But although, for this reason, it was inevitable that the weakness arising from the prostration of the strength of its central provinces should in the end have destroyed the power, and terminated, if not overturned by actual violence, the existence of the British empire, yet the means of long combating this mortal malady had been given to it by Providence, if they had not been thrown away by the selfish ambition or the blind infatuation of its later rulers. Its vast and growing colonies in every part of the world afforded it the means of counteracting for centuries the decrepitude of age by the vigour and the elasticity of youth. It was inevitable in the days of its maturity that Great Britain should come to depend for the supply of subsistence and the materials of manufactures, in part at least, on distant states—but those distant states might have been its own transmarine possessions.

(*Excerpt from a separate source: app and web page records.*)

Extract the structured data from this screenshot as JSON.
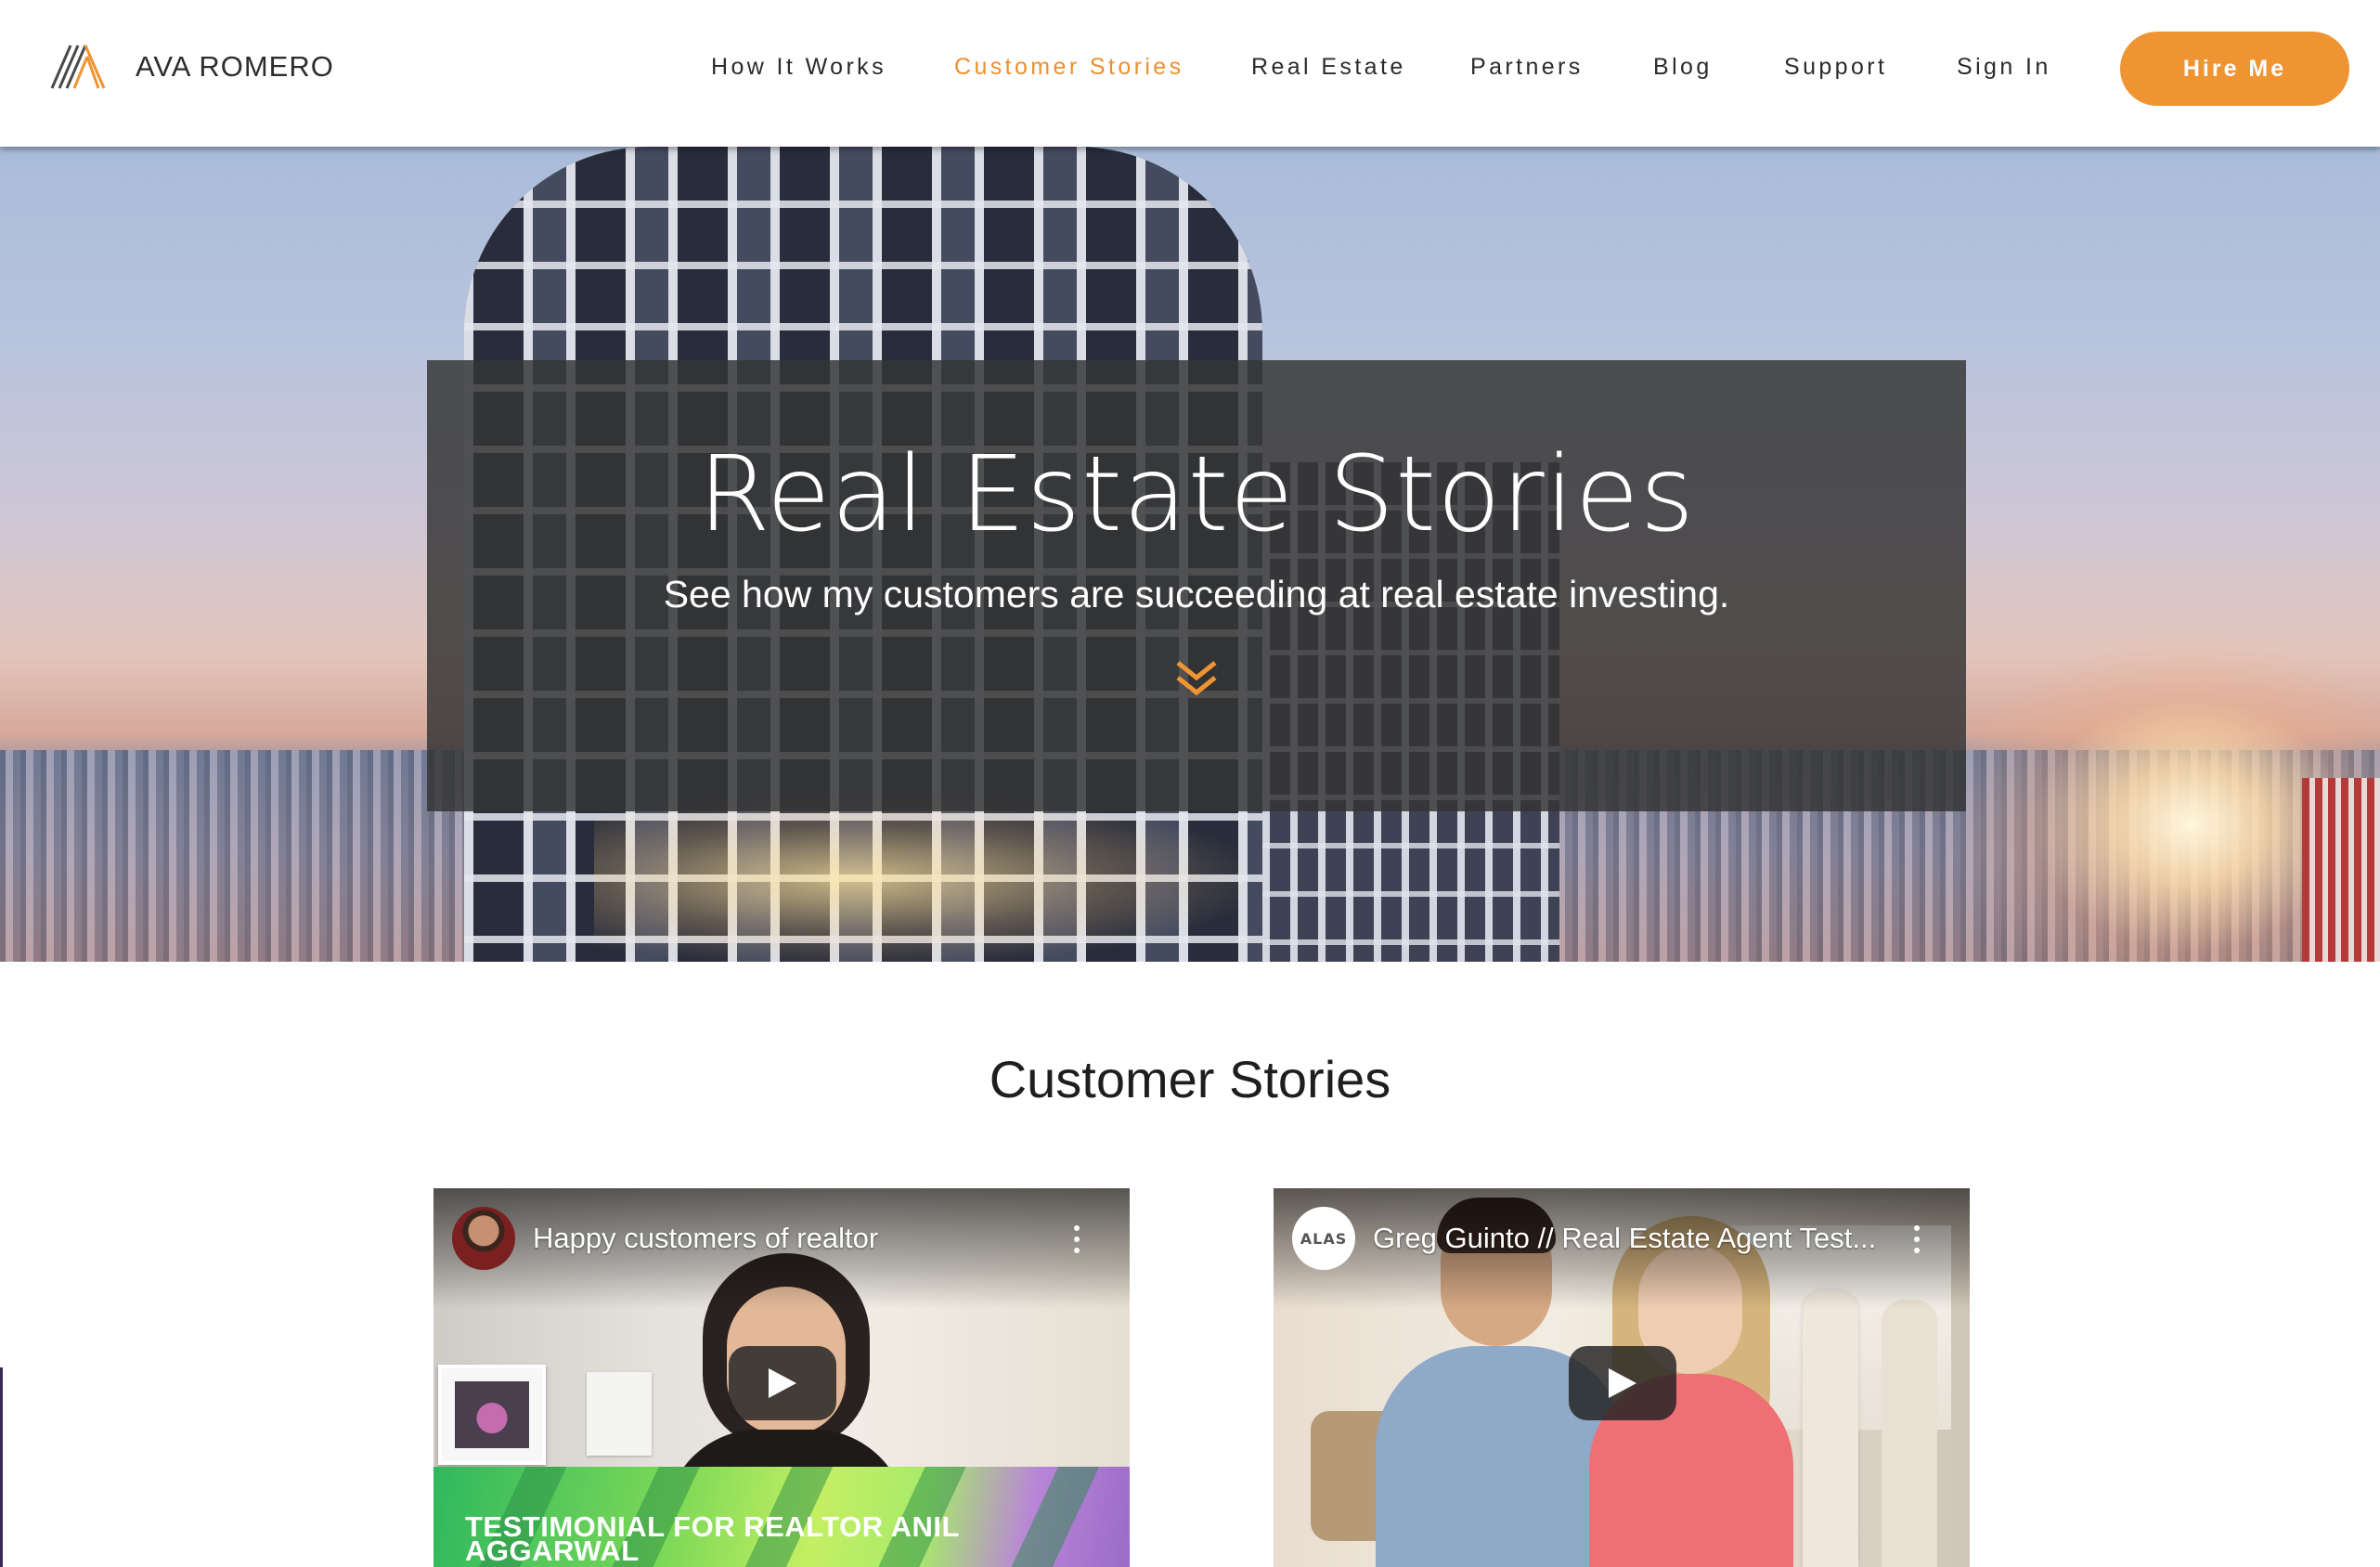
{
  "header": {
    "brand": "AVA ROMERO",
    "nav": [
      {
        "label": "How It Works",
        "active": false
      },
      {
        "label": "Customer Stories",
        "active": true
      },
      {
        "label": "Real Estate",
        "active": false
      },
      {
        "label": "Partners",
        "active": false
      },
      {
        "label": "Blog",
        "active": false
      },
      {
        "label": "Support",
        "active": false
      },
      {
        "label": "Sign In",
        "active": false
      }
    ],
    "cta_label": "Hire Me"
  },
  "hero": {
    "title": "Real Estate Stories",
    "subtitle": "See how my customers are succeeding at real estate investing.",
    "scroll_icon": "double-chevron-down-icon"
  },
  "stories": {
    "heading": "Customer Stories",
    "videos": [
      {
        "title": "Happy customers of realtor",
        "caption": "TESTIMONIAL FOR REALTOR ANIL AGGARWAL",
        "channel_avatar": "channel-avatar",
        "play_icon": "play-icon",
        "menu_icon": "more-vert-icon"
      },
      {
        "title": "Greg Guinto // Real Estate Agent Test...",
        "channel_logo_text": "ALAS",
        "play_icon": "play-icon",
        "menu_icon": "more-vert-icon"
      }
    ]
  },
  "colors": {
    "accent": "#ef9433",
    "nav_active": "#ee8f2c",
    "nav_text": "#2b2b2b",
    "hero_panel": "rgba(52,52,52,0.84)"
  }
}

Then prosperity and riches would have reacted incessantly on that of the parent state. The original stock would have been long vivified and invigorated by the growth of its offshoots. But the selfish and suicidal policy which has alienated or ruined our colonies, for the sake of a temporary profit to the dominant urban class at home, has thrown away these advantages, and brought the weakness and difficulties of age upon the state, which still possesses within itself the means of prolonging a respected and prosperous existence.
[FOREIGN AND COLONIAL REVIEW, JULY 1844]
Never was there a more just observation, than that there is no end to authentic history. We shall take the most learned and enthusiastic student of history in the countryone who has spent half his life in reading the annals of human events and still we are confident that much of what is about to be stated in this article will be new to him. Yet it relates to no inconsiderable state, and is to be found in no obscure writer. It relates to the history of Russia, the greatest and most powerful empire, if we except Great Britain, which exists upon the earth, and with which -sometimes in alliance, sometimes in jealousy
we have been almost continually in contact during the last half century. It is to be found in the history of Karamsin, the greatest historian of Russia, who has justly acquired a European reputation; but whose great work, though relating to so interesting a subject, bas hitherto, in an unaccountable manner, been neglected in this country.
We complain that there is nothing new in literaturethat old ideas are perpetually recurring, and worn-out topics again dressed up in a new garb—that sameness and imitation seem to be irrevocably stamped upon our literature, and the age of original thought, of fresh ideas, and creative genius, has passed away! Řely upon it, the fault is not in the nature of things, but in ourselves. The stock of original ideas, of new thoughts
, of fresh images, is not worn out; on the contrary, it has hardly been seriously worked upon by all the previous efforts of mankind. We may say of it, as Newton did of his discoveries in physical science, that “all that he had done seemed like a boy playing on the sea